What is brand identity? It’s how a business presents itself and how it wants to be perceived by its customers. A ton of elements go into creating that identity. The company name, logo colors, language, your advertisements, and how you interact with customers are all a part of building your brand identity.
Maintaining Brand Identity
I remember several years ago somebody sent me a link to the Dollar Shave Club’s new commercial. After watching it, I went to the company’s site to learn more. All of their sales copy was written with a sort of tongue-in-cheek, mildly snarky tone. The smile I had on my face from their commercial continued as I read their website content. A few minutes later, I signed up as a new member. The welcome email that followed carried the same lighthearted tone.
Dollar Shave Club makes a point to ensure that their messaging has the same tone through three different channels of communication: video ads, website copy, and email communications. By doing so, they’re building a brand identity that its customers come to expect. If their ads and website are all created in a fun and lighthearted way, receiving emails that sound like their lawyers wrote them would make for a huge disconnect. Any time that you present your customers with a disconnect, it can be the reason they jump ship and find a new company to buy from.
Building Your Brand Identity
There’s never a bad time to take a step back and review the content on your website. Is your content telling your audience a consistent story?

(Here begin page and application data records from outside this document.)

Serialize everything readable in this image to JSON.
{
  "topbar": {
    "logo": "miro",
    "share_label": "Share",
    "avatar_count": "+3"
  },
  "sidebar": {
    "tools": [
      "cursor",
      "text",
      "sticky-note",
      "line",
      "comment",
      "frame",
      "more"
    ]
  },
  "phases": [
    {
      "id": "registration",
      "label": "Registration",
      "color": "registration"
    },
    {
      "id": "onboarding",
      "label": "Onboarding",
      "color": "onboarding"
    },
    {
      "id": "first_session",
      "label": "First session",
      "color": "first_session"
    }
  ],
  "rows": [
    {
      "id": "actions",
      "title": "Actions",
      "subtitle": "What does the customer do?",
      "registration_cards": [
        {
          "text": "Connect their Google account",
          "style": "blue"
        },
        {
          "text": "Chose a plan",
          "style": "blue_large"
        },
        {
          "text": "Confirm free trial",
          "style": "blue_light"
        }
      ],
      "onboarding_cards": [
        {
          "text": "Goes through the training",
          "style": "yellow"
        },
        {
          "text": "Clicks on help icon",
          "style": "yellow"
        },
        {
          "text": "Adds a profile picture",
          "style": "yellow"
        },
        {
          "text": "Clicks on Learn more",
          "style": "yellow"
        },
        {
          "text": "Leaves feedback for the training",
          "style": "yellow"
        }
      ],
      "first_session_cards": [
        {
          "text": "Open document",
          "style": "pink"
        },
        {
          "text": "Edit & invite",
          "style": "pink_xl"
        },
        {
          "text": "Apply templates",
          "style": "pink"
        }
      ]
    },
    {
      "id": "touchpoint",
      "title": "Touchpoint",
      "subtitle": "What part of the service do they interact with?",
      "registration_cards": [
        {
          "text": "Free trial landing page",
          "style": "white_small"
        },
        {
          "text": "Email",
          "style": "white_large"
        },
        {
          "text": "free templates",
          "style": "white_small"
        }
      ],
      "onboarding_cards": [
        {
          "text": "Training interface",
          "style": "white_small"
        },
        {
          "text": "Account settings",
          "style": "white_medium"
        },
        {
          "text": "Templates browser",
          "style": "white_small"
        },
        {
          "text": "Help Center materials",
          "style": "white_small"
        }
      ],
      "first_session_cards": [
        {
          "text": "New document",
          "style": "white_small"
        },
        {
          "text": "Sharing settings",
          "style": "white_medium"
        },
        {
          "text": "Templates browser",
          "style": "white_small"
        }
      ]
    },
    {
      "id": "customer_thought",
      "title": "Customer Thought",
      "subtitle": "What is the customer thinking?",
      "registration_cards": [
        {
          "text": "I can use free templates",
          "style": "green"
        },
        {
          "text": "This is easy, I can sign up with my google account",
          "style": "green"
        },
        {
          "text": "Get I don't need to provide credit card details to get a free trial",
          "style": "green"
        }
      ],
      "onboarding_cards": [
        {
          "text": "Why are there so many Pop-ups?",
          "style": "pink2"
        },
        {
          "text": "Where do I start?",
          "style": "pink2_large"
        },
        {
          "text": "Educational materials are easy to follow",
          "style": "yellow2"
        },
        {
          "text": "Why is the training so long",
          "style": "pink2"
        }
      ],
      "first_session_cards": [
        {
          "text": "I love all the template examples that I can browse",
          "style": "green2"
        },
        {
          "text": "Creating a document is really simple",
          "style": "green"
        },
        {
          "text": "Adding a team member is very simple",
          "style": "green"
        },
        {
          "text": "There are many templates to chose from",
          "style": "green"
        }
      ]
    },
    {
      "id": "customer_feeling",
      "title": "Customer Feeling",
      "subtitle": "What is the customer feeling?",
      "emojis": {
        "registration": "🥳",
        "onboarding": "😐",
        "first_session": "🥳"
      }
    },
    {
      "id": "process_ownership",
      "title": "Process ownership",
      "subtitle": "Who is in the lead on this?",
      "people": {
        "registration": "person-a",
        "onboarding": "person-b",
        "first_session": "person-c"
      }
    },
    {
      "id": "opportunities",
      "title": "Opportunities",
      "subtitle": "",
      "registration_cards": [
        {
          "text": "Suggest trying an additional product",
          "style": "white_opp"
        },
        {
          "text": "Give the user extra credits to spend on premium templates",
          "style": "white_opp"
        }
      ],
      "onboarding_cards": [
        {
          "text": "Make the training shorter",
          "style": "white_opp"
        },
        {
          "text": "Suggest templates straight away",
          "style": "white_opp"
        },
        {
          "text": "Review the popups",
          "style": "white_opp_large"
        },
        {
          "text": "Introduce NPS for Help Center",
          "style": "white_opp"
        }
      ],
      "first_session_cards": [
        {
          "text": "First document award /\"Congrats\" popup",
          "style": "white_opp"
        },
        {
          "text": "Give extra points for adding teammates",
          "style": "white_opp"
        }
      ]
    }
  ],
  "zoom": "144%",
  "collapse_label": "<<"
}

Here are just a few of the things to consider when building your brand identity:
Name and Logo: Unless you run a company like Nike with an immediately recognizable logo, it’s a good idea to make sure that your brand name and logo portray who you are.
Tagline and/or Description: Since the words you use in your tagline and/or description are often picked up by search engines and will be the first bit of information customers learn about you, ensure that it is telling them what you want them to know about your company.
Home Page: When somebody lands on your home page, are you setting the right tone for how a customer can expect to interact with you throughout your professional relationship?
About Page: This is where people go to learn about you. Are you letting them get to know you or are you simply marketing to them? Get personal. Let them know who you are. People love to do business with genuine folks.
Imagery: Make sure you aren’t falling into the trap of using stock images everywhere on your site. If you need to fill a gap here or there with a stock image, that’s fine. But for the most part, your photos should be authentic and help the visitor connect.
Your Blog: Your blog is one of the easiest places to let your brand identity get away from you. If you run a law firm and your entire site is setting a tone of corporate professionalism, the tone of your blog shouldn’t be written by the funny guy in the office. Keep it consistent.
Your Marketing: If you run advertisements on Facebook or Google, it is critical that the tone of the ads match the tone of the associated landing page. When your visitor clicks an ad that takes them to a specified page on your website, but something about your landing page makes them think they clicked the wrong link or ended up at the wrong site, you’ve lost them.
Social Media: You can think of your social media profiles as being an extension of your blog and your marketing channels. How you connect on social should be in line with how you connect on your website.
Telling your story
While you may know that the main goal of your website is to get more leads for your business, how you build your brand identity can play a part in making the initial sale and your ability to retain a client long term. Telling a consistent story on your website, blog, social media, and marketing channels will guarantee that your customers know who you are and what they can expect when they work with you.